▶ **WHAT TO DO**
An exact reproduction of all the entries is the expected answer.

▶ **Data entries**
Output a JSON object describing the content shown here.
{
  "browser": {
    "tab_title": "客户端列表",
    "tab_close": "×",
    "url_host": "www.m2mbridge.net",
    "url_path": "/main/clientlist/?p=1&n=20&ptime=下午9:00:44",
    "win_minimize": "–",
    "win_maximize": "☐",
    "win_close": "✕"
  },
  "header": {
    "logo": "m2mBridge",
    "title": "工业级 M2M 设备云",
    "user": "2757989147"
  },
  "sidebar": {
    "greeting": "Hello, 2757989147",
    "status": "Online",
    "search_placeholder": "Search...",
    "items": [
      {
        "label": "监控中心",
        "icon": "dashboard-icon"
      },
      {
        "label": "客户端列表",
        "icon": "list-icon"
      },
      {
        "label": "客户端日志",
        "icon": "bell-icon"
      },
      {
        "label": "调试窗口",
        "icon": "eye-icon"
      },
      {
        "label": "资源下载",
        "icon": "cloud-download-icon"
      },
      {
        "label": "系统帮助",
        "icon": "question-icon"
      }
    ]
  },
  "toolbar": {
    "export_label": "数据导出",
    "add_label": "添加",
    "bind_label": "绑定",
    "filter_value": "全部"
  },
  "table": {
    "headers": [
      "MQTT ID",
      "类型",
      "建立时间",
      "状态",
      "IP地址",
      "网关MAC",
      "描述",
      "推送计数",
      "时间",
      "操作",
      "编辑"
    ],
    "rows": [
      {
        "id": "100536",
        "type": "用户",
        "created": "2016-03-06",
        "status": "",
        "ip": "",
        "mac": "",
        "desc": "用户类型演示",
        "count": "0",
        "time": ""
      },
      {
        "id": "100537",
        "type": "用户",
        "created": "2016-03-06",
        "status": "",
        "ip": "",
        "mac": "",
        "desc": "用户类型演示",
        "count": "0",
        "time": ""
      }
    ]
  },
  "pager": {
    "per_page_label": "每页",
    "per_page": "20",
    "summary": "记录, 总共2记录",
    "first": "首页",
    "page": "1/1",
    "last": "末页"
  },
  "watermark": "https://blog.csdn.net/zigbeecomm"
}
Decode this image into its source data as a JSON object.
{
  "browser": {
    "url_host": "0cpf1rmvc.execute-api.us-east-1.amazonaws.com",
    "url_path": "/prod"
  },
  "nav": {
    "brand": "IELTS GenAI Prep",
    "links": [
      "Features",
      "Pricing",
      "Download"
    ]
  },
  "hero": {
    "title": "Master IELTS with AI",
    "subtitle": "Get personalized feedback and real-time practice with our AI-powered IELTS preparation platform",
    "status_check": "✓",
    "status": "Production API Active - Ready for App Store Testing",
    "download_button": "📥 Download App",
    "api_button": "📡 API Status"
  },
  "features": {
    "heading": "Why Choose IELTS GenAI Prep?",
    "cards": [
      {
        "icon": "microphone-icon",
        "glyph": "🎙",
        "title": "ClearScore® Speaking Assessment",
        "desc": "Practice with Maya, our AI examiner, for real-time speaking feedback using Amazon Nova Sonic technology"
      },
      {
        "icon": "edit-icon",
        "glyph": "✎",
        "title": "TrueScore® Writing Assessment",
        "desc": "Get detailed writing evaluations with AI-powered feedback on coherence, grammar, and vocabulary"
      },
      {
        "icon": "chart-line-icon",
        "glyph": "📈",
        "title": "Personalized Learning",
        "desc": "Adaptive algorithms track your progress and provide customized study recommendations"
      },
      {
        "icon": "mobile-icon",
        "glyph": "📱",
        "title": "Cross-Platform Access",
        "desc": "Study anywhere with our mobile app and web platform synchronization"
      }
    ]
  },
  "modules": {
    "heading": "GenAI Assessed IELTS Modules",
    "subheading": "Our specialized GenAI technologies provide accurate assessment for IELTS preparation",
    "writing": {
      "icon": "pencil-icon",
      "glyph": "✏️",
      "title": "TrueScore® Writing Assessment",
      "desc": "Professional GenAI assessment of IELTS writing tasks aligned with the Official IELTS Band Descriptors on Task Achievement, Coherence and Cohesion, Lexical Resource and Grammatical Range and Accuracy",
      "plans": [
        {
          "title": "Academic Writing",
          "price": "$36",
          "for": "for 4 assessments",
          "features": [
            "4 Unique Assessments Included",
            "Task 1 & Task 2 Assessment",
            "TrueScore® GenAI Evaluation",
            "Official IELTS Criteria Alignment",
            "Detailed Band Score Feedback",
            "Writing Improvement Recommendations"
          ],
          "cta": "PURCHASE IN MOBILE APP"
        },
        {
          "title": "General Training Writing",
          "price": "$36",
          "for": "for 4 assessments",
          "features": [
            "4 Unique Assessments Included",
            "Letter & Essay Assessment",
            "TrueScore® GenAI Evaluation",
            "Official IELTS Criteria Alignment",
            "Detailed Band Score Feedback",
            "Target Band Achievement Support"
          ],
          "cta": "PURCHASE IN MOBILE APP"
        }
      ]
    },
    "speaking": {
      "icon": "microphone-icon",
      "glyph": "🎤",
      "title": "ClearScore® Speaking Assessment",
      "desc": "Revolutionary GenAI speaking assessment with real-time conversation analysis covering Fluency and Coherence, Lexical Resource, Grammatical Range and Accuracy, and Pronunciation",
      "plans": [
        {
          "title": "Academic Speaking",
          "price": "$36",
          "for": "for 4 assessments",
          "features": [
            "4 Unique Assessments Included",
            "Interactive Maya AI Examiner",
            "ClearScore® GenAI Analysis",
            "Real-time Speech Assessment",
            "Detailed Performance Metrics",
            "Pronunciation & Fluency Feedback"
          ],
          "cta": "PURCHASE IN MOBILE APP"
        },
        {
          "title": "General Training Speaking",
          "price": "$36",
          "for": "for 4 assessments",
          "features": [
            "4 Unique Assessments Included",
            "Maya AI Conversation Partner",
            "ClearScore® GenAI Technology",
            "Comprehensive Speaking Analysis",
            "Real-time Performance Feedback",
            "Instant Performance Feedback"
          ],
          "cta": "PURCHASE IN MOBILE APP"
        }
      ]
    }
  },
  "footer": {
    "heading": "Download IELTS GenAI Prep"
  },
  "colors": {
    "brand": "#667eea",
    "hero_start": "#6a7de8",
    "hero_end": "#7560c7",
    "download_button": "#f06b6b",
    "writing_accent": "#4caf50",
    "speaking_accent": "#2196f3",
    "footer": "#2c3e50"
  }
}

▶ **YOUR SOLUTION**
Output a JSON object describing the content shown here.
{
  "browser": {
    "tab_title": "客户端列表",
    "tab_close": "×",
    "url_host": "www.m2mbridge.net",
    "url_path": "/main/clientlist/?p=1&n=20&ptime=下午9:00:44",
    "win_minimize": "–",
    "win_maximize": "☐",
    "win_close": "✕"
  },
  "header": {
    "logo": "m2mBridge",
    "title": "工业级 M2M 设备云",
    "user": "2757989147"
  },
  "sidebar": {
    "greeting": "Hello, 2757989147",
    "status": "Online",
    "search_placeholder": "Search...",
    "items": [
      {
        "label": "监控中心",
        "icon": "dashboard-icon"
      },
      {
        "label": "客户端列表",
        "icon": "list-icon"
      },
      {
        "label": "客户端日志",
        "icon": "bell-icon"
      },
      {
        "label": "调试窗口",
        "icon": "eye-icon"
      },
      {
        "label": "资源下载",
        "icon": "cloud-download-icon"
      },
      {
        "label": "系统帮助",
        "icon": "question-icon"
      }
    ]
  },
  "toolbar": {
    "export_label": "数据导出",
    "add_label": "添加",
    "bind_label": "绑定",
    "filter_value": "全部"
  },
  "table": {
    "headers": [
      "MQTT ID",
      "类型",
      "建立时间",
      "状态",
      "IP地址",
      "网关MAC",
      "描述",
      "推送计数",
      "时间",
      "操作",
      "编辑"
    ],
    "rows": [
      {
        "id": "100536",
        "type": "用户",
        "created": "2016-03-06",
        "status": "",
        "ip": "",
        "mac": "",
        "desc": "用户类型演示",
        "count": "0",
        "time": ""
      },
      {
        "id": "100537",
        "type": "用户",
        "created": "2016-03-06",
        "status": "",
        "ip": "",
        "mac": "",
        "desc": "用户类型演示",
        "count": "0",
        "time": ""
      }
    ]
  },
  "pager": {
    "per_page_label": "每页",
    "per_page": "20",
    "summary": "记录, 总共2记录",
    "first": "首页",
    "page": "1/1",
    "last": "末页"
  },
  "watermark": "https://blog.csdn.net/zigbeecomm"
}
Decode this image into its source data as a JSON object.
{
  "browser": {
    "url_host": "0cpf1rmvc.execute-api.us-east-1.amazonaws.com",
    "url_path": "/prod"
  },
  "nav": {
    "brand": "IELTS GenAI Prep",
    "links": [
      "Features",
      "Pricing",
      "Download"
    ]
  },
  "hero": {
    "title": "Master IELTS with AI",
    "subtitle": "Get personalized feedback and real-time practice with our AI-powered IELTS preparation platform",
    "status_check": "✓",
    "status": "Production API Active - Ready for App Store Testing",
    "download_button": "📥 Download App",
    "api_button": "📡 API Status"
  },
  "features": {
    "heading": "Why Choose IELTS GenAI Prep?",
    "cards": [
      {
        "icon": "microphone-icon",
        "glyph": "🎙",
        "title": "ClearScore® Speaking Assessment",
        "desc": "Practice with Maya, our AI examiner, for real-time speaking feedback using Amazon Nova Sonic technology"
      },
      {
        "icon": "edit-icon",
        "glyph": "✎",
        "title": "TrueScore® Writing Assessment",
        "desc": "Get detailed writing evaluations with AI-powered feedback on coherence, grammar, and vocabulary"
      },
      {
        "icon": "chart-line-icon",
        "glyph": "📈",
        "title": "Personalized Learning",
        "desc": "Adaptive algorithms track your progress and provide customized study recommendations"
      },
      {
        "icon": "mobile-icon",
        "glyph": "📱",
        "title": "Cross-Platform Access",
        "desc": "Study anywhere with our mobile app and web platform synchronization"
      }
    ]
  },
  "modules": {
    "heading": "GenAI Assessed IELTS Modules",
    "subheading": "Our specialized GenAI technologies provide accurate assessment for IELTS preparation",
    "writing": {
      "icon": "pencil-icon",
      "glyph": "✏️",
      "title": "TrueScore® Writing Assessment",
      "desc": "Professional GenAI assessment of IELTS writing tasks aligned with the Official IELTS Band Descriptors on Task Achievement, Coherence and Cohesion, Lexical Resource and Grammatical Range and Accuracy",
      "plans": [
        {
          "title": "Academic Writing",
          "price": "$36",
          "for": "for 4 assessments",
          "features": [
            "4 Unique Assessments Included",
            "Task 1 & Task 2 Assessment",
            "TrueScore® GenAI Evaluation",
            "Official IELTS Criteria Alignment",
            "Detailed Band Score Feedback",
            "Writing Improvement Recommendations"
          ],
          "cta": "PURCHASE IN MOBILE APP"
        },
        {
          "title": "General Training Writing",
          "price": "$36",
          "for": "for 4 assessments",
          "features": [
            "4 Unique Assessments Included",
            "Letter & Essay Assessment",
            "TrueScore® GenAI Evaluation",
            "Official IELTS Criteria Alignment",
            "Detailed Band Score Feedback",
            "Target Band Achievement Support"
          ],
          "cta": "PURCHASE IN MOBILE APP"
        }
      ]
    },
    "speaking": {
      "icon": "microphone-icon",
      "glyph": "🎤",
      "title": "ClearScore® Speaking Assessment",
      "desc": "Revolutionary GenAI speaking assessment with real-time conversation analysis covering Fluency and Coherence, Lexical Resource, Grammatical Range and Accuracy, and Pronunciation",
      "plans": [
        {
          "title": "Academic Speaking",
          "price": "$36",
          "for": "for 4 assessments",
          "features": [
            "4 Unique Assessments Included",
            "Interactive Maya AI Examiner",
            "ClearScore® GenAI Analysis",
            "Real-time Speech Assessment",
            "Detailed Performance Metrics",
            "Pronunciation & Fluency Feedback"
          ],
          "cta": "PURCHASE IN MOBILE APP"
        },
        {
          "title": "General Training Speaking",
          "price": "$36",
          "for": "for 4 assessments",
          "features": [
            "4 Unique Assessments Included",
            "Maya AI Conversation Partner",
            "ClearScore® GenAI Technology",
            "Comprehensive Speaking Analysis",
            "Real-time Performance Feedback",
            "Instant Performance Feedback"
          ],
          "cta": "PURCHASE IN MOBILE APP"
        }
      ]
    }
  },
  "footer": {
    "heading": "Download IELTS GenAI Prep"
  },
  "colors": {
    "brand": "#667eea",
    "hero_start": "#6a7de8",
    "hero_end": "#7560c7",
    "download_button": "#f06b6b",
    "writing_accent": "#4caf50",
    "speaking_accent": "#2196f3",
    "footer": "#2c3e50"
  }
}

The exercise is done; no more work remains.